*Description of the task*. In the records below, find the line that contains "Decode this image", then write out that line and each one after it exactly, up to and including the last.

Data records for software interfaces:
***
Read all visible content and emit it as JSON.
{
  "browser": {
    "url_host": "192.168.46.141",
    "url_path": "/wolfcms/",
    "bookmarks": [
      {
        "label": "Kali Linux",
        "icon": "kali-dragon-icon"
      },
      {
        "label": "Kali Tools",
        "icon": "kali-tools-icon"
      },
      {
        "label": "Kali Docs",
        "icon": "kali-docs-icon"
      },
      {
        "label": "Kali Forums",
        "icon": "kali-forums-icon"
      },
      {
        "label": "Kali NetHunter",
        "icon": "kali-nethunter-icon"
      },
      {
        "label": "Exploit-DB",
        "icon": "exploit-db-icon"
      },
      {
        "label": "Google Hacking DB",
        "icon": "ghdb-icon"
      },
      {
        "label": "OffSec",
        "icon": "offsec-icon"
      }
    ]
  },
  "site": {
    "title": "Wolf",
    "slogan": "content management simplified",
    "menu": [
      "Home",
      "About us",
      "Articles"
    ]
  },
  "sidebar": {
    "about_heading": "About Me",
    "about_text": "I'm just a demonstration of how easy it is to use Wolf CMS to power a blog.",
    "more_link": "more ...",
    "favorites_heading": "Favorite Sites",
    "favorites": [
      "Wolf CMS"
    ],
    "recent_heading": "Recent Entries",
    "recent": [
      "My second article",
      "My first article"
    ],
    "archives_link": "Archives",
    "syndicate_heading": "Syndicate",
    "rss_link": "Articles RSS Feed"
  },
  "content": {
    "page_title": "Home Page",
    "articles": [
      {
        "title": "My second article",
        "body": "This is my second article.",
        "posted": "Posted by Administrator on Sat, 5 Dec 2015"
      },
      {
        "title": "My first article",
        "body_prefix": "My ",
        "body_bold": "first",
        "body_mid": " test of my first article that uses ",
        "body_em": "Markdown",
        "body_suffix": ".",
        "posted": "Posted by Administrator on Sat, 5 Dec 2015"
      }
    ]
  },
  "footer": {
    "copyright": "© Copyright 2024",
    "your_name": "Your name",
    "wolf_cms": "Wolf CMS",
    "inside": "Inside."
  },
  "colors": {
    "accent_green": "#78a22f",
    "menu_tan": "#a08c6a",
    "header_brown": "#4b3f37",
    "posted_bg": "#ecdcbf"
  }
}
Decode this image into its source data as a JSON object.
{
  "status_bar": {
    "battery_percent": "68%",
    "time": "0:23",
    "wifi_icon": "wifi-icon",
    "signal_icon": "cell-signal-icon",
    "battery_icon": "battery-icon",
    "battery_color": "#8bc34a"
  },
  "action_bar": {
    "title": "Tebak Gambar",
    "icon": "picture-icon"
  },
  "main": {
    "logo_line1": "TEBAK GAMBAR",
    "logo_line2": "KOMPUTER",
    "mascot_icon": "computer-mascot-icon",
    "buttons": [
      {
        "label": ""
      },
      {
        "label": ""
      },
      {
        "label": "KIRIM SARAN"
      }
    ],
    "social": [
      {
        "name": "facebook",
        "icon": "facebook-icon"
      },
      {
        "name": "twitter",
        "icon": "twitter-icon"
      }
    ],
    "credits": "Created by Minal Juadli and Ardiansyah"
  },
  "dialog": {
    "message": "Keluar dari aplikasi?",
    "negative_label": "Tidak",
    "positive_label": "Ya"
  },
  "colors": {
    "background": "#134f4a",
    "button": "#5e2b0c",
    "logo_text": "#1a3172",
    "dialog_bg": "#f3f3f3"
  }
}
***
*Exercise response*.
Decode this image into its source data as a JSON object.
{
  "status_bar": {
    "battery_percent": "68%",
    "time": "0:23",
    "wifi_icon": "wifi-icon",
    "signal_icon": "cell-signal-icon",
    "battery_icon": "battery-icon",
    "battery_color": "#8bc34a"
  },
  "action_bar": {
    "title": "Tebak Gambar",
    "icon": "picture-icon"
  },
  "main": {
    "logo_line1": "TEBAK GAMBAR",
    "logo_line2": "KOMPUTER",
    "mascot_icon": "computer-mascot-icon",
    "buttons": [
      {
        "label": ""
      },
      {
        "label": ""
      },
      {
        "label": "KIRIM SARAN"
      }
    ],
    "social": [
      {
        "name": "facebook",
        "icon": "facebook-icon"
      },
      {
        "name": "twitter",
        "icon": "twitter-icon"
      }
    ],
    "credits": "Created by Minal Juadli and Ardiansyah"
  },
  "dialog": {
    "message": "Keluar dari aplikasi?",
    "negative_label": "Tidak",
    "positive_label": "Ya"
  },
  "colors": {
    "background": "#134f4a",
    "button": "#5e2b0c",
    "logo_text": "#1a3172",
    "dialog_bg": "#f3f3f3"
  }
}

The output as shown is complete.